▸ WORK ORDER
Among the entries that follow, find the lines containing the string "background" and copy them.

▸ Items from a data source
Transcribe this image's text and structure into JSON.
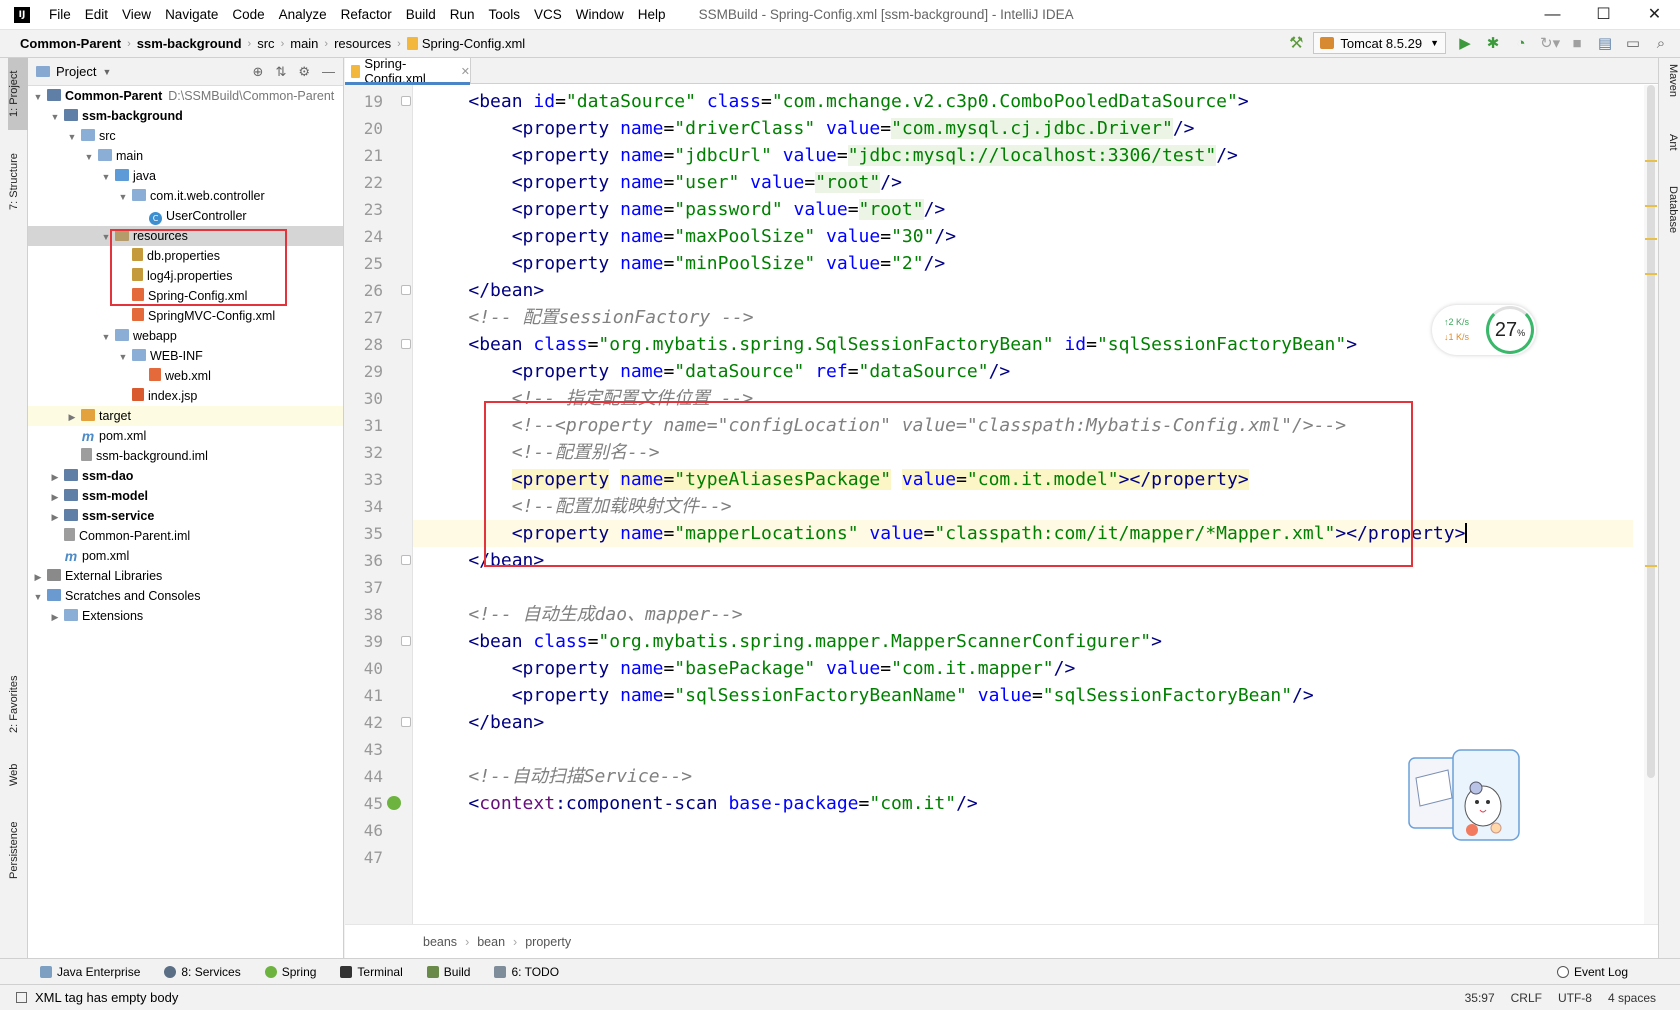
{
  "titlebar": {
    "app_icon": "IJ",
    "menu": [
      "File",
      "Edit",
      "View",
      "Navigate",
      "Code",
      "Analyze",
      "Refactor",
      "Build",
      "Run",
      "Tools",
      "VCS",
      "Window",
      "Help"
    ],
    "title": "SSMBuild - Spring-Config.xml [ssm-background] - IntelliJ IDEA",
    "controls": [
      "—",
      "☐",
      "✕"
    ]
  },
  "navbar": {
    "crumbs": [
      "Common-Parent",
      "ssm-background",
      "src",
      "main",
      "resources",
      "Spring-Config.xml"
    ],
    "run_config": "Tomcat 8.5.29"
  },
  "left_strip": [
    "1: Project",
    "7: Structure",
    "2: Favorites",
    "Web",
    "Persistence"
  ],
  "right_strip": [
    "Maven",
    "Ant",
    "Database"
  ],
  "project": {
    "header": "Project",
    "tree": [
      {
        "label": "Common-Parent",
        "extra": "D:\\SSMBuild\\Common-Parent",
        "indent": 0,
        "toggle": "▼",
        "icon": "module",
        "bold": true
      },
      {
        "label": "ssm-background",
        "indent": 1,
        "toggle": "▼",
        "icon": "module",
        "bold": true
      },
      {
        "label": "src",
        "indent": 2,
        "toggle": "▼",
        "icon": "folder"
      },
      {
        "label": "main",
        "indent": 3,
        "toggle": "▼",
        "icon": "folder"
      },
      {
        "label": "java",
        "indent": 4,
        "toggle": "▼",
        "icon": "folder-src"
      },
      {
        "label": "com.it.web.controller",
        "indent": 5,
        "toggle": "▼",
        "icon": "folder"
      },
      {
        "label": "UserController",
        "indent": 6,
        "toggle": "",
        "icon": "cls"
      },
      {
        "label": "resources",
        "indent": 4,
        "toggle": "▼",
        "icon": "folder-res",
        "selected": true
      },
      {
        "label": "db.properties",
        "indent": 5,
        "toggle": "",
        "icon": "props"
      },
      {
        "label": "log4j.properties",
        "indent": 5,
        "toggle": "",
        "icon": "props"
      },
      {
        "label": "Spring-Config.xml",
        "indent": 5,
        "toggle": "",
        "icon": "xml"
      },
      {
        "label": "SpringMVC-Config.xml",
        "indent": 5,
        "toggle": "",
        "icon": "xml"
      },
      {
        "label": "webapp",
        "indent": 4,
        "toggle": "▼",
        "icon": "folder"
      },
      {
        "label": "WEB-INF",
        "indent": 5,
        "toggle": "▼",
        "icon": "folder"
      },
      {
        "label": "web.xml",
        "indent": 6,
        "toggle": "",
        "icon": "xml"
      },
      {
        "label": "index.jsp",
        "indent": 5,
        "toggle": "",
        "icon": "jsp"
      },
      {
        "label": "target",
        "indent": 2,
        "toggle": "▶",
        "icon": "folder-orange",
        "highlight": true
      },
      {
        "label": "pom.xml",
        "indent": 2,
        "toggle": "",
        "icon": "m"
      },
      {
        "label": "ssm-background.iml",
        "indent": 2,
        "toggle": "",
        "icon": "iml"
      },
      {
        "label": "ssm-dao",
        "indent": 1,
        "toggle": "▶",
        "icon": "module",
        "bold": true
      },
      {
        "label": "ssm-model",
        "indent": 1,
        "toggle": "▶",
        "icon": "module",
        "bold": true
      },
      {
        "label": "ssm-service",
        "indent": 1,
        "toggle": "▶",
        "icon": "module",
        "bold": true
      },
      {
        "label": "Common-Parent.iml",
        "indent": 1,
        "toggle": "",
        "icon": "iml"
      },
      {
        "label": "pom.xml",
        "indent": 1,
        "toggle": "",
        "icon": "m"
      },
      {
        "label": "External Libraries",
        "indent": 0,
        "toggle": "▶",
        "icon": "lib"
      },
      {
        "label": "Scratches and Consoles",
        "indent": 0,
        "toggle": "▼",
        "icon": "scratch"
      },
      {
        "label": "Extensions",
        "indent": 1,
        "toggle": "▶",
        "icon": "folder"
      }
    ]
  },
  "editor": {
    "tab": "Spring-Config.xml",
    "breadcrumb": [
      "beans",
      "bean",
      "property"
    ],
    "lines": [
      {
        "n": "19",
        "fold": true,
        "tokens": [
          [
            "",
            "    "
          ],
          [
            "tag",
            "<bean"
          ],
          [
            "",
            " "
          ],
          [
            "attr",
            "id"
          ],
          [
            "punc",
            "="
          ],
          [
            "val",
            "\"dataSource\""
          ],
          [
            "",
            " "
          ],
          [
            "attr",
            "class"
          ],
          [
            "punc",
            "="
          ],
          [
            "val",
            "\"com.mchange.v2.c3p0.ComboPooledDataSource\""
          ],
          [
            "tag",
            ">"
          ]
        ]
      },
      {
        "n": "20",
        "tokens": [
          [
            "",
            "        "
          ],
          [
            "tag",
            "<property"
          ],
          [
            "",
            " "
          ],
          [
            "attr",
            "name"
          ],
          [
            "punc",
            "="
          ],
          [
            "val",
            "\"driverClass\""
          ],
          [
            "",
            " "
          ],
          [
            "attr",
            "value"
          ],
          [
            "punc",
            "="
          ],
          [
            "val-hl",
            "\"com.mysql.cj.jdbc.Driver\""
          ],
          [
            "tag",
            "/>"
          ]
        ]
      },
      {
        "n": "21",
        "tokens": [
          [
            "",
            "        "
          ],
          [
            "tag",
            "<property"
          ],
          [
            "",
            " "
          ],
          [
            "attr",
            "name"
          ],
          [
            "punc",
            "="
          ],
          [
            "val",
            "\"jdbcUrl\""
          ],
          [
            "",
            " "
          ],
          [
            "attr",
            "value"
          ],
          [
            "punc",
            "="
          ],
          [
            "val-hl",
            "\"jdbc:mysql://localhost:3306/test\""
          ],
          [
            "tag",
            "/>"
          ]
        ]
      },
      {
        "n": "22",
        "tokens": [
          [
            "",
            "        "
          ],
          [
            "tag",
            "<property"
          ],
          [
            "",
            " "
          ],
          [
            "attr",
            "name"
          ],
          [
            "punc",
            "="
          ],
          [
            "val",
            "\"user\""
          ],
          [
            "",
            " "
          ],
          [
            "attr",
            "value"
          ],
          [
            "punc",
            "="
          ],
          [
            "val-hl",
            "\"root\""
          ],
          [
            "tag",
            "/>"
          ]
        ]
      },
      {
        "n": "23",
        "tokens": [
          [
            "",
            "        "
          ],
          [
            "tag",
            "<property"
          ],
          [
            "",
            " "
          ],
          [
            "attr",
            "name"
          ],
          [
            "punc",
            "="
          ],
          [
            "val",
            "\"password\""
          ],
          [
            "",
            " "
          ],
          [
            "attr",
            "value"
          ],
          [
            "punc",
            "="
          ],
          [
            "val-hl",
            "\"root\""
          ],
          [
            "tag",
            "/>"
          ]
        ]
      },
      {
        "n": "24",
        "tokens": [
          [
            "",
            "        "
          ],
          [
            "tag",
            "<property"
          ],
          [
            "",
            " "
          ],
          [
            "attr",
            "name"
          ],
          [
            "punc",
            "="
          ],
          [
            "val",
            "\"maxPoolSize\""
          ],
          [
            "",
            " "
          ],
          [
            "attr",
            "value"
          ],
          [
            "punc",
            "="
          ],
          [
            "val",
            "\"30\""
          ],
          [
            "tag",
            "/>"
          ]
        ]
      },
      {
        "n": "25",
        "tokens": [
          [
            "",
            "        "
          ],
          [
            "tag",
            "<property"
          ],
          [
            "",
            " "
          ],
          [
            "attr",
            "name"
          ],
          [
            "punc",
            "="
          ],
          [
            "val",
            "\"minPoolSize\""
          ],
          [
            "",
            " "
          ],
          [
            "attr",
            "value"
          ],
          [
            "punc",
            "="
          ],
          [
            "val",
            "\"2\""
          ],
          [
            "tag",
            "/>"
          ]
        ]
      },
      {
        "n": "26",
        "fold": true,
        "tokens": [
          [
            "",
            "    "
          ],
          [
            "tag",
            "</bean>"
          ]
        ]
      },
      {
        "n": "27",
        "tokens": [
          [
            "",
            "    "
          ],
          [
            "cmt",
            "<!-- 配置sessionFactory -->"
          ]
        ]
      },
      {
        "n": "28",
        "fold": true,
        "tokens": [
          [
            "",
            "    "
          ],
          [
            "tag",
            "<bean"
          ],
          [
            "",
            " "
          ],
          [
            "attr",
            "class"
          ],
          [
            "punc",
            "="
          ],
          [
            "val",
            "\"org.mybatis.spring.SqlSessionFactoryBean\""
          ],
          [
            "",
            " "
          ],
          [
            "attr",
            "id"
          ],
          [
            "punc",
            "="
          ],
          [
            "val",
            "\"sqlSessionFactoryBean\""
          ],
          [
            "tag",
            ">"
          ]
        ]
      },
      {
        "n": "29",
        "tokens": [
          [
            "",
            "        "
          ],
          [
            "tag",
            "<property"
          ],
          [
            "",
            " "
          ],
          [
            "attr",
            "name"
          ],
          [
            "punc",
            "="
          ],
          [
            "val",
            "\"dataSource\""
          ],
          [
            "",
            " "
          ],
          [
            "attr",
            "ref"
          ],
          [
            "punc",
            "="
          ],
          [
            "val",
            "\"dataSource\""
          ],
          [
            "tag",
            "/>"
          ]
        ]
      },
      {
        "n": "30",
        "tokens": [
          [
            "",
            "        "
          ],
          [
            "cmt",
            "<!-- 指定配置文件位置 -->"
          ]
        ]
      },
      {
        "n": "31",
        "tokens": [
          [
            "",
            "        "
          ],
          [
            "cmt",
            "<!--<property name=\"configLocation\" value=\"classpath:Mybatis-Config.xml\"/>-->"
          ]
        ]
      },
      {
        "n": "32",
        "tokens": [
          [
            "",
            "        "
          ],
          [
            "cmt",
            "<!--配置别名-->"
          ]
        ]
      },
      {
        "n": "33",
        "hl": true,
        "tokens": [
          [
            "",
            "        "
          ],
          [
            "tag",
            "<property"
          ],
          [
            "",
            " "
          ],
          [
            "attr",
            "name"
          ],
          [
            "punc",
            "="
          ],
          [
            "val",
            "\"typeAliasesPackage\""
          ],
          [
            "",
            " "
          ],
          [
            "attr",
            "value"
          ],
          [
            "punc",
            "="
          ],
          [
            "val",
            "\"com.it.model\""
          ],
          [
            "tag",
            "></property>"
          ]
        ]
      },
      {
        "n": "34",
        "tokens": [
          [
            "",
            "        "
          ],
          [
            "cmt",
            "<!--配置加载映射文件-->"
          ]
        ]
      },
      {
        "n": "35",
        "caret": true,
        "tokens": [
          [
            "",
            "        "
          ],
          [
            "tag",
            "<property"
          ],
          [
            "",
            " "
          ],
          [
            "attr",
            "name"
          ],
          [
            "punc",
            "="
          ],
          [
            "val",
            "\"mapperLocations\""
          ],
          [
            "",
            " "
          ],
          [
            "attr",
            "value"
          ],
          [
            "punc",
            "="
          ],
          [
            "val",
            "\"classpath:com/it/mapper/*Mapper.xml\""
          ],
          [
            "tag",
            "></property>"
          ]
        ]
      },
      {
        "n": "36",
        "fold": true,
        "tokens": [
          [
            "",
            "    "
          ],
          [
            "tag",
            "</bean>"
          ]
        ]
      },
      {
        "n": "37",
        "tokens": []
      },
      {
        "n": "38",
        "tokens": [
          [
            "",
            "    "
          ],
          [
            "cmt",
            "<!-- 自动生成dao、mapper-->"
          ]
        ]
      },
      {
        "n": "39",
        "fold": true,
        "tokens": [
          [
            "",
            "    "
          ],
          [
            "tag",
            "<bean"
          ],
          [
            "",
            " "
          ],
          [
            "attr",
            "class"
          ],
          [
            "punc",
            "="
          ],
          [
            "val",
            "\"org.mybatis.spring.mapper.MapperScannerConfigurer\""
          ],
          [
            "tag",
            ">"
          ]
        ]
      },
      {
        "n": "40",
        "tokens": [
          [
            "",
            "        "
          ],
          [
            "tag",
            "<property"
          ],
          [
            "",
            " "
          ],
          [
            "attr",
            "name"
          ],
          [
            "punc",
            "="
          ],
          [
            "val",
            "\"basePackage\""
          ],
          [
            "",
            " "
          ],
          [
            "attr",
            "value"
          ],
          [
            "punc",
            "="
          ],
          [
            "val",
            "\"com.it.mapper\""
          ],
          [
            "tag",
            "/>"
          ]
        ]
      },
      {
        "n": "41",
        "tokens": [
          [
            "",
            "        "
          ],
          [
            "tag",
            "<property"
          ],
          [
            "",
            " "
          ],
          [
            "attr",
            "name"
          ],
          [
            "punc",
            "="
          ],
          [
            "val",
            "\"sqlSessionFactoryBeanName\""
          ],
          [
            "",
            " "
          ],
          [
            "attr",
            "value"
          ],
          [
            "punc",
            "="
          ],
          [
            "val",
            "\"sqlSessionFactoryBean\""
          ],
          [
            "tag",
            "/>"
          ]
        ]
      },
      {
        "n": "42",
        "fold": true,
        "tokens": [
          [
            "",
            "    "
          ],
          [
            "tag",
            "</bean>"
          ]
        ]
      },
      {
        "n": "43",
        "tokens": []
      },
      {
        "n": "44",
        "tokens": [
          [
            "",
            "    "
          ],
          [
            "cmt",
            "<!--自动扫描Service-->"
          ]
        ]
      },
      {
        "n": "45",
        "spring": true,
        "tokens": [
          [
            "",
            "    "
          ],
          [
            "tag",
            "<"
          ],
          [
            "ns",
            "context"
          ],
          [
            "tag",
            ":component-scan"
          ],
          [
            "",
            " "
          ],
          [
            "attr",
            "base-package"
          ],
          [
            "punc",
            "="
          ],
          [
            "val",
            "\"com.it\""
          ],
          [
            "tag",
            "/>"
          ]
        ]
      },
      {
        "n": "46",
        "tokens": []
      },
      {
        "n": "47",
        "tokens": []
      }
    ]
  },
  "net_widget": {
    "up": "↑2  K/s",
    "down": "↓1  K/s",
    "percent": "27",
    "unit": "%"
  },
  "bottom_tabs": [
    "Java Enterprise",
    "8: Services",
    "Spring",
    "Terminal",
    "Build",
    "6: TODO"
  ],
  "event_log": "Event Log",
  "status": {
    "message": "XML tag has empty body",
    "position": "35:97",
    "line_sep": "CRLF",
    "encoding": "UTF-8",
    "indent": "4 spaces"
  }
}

▸ WRITTEN ANSWER
    "title": "SSMBuild - Spring-Config.xml [ssm-background] - IntelliJ IDEA",
      "ssm-background",
        "label": "ssm-background",
        "label": "ssm-background.iml",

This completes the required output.